TO DO:
How many lines in the listing below include the word "people"? Reply with the count alone.
↓
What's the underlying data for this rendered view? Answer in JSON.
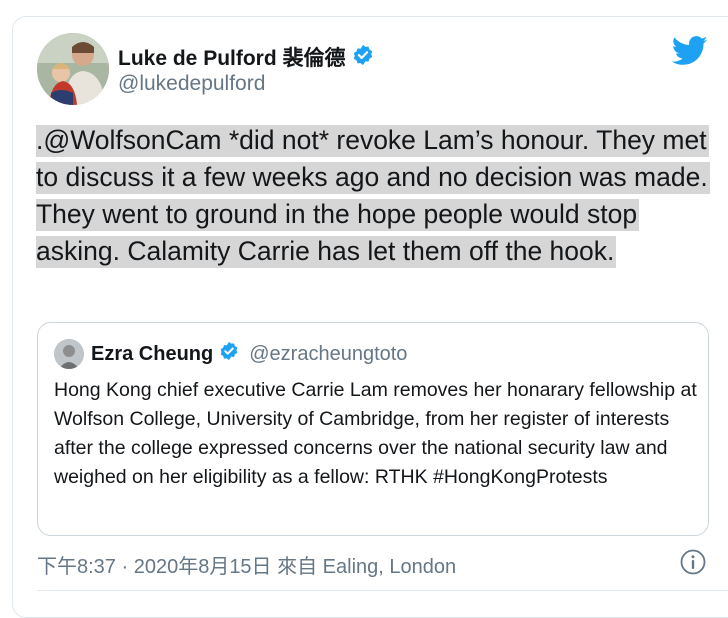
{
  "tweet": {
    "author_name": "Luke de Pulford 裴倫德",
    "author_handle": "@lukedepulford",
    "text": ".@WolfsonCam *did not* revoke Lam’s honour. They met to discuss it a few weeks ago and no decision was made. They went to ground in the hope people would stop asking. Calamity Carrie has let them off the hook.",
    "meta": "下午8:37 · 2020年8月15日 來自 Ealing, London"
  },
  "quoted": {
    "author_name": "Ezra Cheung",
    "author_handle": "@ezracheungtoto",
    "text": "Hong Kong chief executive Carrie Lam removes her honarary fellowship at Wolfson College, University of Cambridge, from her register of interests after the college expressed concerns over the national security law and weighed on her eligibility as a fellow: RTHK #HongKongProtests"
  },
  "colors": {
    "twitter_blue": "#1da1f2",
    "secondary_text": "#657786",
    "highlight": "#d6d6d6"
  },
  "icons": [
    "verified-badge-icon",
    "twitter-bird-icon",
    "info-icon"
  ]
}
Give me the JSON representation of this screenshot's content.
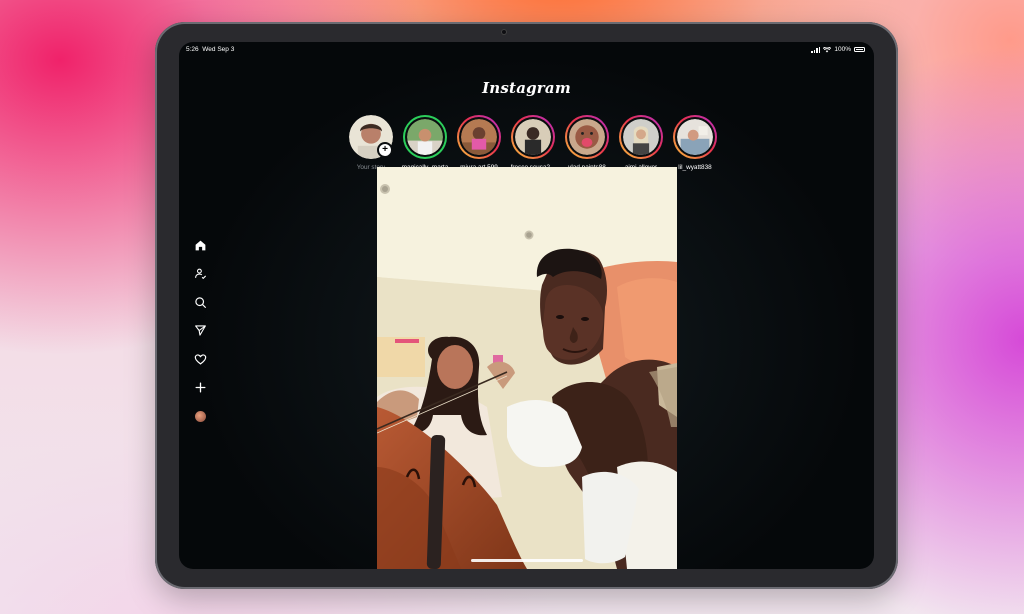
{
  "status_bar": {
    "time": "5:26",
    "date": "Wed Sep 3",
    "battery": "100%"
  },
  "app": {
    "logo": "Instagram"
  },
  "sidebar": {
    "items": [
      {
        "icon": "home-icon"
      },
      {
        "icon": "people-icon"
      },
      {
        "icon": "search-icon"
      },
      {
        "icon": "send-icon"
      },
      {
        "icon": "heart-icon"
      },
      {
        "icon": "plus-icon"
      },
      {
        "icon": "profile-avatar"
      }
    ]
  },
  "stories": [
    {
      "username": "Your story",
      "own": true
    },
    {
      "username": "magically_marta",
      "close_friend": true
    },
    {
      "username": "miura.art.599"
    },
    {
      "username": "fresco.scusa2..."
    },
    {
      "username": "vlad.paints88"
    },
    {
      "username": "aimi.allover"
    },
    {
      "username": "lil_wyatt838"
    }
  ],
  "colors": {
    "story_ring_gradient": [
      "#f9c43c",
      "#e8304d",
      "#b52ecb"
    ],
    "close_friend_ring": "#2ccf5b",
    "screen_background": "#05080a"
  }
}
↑
EXERCISE RESPONSE:
2